About Ben Lewis
Dr. Lewis completed his undergraduate studies at New College of Florida in 2004. His graduate work was conducted in the Behavioral Neuroscience & Psychopharmacology doctoral program at the University of Kentucky, and focused on medications development for alcohol use disorders. His dissertation research utilized molecular, cellular, organotypic, and behavioral models of alcohol-associated toxicity to screen novel NMDAr modulators for neuroprotective efficacy.
Dr. Lewis received clinical research training as a postdoctoral fellow in the Neurocognitive Laboratory, under the mentorship of Dr. Sara Jo Nixon. During this training he integrated his doctoral experience in psychopharmacology and behavioral neuroscience with neuropsychological and electroencephalographic methods. His postdoctoral research included examination of neurobehavioral concomitants of acute alcohol in aging adults, development of novel interventions for alcohol use disorder, and investigation of alcohol-associated deficits in affective processing.
As an assistant professor, Dr. Lewis remains in the Neurocognitive Laboratory. He is involved in several ongoing research projects, including the direction of a Career Development Award (K01) from the National Institute of Alcohol & Alcoholism (NIAAA) received in 2018.
Broadly, Dr. Lewis’ research interests include understanding the neurobehavioral concomitants of chronic and acute substance use. Although his past/recent analyses have included opioids, marijuana, and other substances of abuse, he has maintained a particular focus on alcohol. This interest spans all patterns of consumption, from moderate/low-risk to chronic/heavy drinking, and has included investigations across the lifespan, from fetal exposure to elderly drinkers.

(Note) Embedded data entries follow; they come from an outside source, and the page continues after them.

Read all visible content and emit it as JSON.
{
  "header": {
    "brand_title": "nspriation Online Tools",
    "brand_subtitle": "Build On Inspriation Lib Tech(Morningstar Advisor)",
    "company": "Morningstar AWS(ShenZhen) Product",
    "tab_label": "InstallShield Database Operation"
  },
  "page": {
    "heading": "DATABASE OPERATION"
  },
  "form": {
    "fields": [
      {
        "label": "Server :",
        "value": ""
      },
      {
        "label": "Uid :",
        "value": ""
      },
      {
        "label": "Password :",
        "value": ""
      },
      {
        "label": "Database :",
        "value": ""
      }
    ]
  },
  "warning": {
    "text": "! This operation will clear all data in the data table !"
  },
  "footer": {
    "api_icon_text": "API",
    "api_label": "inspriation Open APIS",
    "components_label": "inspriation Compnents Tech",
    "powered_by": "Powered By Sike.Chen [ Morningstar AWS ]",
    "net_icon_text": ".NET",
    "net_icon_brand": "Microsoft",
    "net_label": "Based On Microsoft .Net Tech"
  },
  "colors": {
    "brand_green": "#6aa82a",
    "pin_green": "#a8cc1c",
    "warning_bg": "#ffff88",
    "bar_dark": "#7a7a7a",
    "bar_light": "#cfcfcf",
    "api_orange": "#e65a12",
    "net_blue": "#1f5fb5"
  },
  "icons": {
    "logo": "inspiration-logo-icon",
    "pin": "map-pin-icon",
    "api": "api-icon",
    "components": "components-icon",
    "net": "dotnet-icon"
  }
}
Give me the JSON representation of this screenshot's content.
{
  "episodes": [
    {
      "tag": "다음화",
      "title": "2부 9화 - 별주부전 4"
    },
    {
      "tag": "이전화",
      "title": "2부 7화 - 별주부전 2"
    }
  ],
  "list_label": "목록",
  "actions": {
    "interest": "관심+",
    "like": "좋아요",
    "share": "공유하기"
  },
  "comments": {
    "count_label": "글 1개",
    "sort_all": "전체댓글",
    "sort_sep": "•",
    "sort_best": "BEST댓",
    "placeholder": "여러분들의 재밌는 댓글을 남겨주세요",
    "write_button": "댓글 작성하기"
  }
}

In 2018, Dr. Lewis was awarded a Career Development Award (K01) from the National Institute of Alcohol & Alcoholism (NIAAA), entitled “Enhancing Recovery Outcomes in Alcohol Use Disorder: Cognitive Training as an Adjunct to Treatment”. The major aim of this project is the development of novel behavioral interventions for substance abuse. Specific goals include using cognitive training to improve neurocognitive recovery, enhance treatment efficacy, and improve post-discharge functioning among treatment-seeking individuals with alcohol use disorders.